Work request → Copy out every line of the records where the string "správu" occurs.

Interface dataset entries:
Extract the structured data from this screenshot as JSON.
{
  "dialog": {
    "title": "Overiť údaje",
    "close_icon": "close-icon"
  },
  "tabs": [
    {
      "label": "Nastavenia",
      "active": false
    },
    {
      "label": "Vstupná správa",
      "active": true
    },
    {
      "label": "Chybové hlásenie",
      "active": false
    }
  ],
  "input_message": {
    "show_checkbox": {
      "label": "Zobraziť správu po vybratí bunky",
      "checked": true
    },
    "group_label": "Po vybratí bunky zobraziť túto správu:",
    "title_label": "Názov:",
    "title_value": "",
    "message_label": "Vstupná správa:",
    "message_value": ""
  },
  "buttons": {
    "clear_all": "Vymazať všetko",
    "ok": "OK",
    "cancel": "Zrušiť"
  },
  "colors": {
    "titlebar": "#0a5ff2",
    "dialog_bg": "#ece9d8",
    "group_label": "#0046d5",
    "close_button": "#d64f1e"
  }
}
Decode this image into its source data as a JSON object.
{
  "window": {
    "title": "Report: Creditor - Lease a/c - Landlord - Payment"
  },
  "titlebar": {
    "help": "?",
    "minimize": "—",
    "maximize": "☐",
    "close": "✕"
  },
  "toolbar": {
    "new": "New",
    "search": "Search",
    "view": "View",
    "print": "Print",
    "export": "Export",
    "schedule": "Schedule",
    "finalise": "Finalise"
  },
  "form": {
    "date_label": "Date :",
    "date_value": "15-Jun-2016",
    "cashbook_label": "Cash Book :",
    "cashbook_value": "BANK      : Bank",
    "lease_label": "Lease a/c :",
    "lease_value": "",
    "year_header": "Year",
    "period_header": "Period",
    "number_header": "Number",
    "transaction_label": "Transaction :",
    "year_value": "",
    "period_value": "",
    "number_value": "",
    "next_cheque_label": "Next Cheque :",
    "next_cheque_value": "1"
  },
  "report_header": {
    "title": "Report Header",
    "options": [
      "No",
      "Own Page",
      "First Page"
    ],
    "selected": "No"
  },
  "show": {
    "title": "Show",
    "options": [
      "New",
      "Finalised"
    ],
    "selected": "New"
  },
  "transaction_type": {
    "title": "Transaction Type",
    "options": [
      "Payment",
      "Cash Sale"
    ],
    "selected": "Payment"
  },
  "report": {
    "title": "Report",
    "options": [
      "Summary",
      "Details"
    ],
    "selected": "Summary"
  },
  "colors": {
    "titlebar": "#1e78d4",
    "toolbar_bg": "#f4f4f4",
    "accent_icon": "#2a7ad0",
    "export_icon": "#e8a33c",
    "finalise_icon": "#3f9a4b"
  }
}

Expected answer →
      "label": "Zobraziť správu po vybratí bunky",
    "group_label": "Po vybratí bunky zobraziť túto správu:",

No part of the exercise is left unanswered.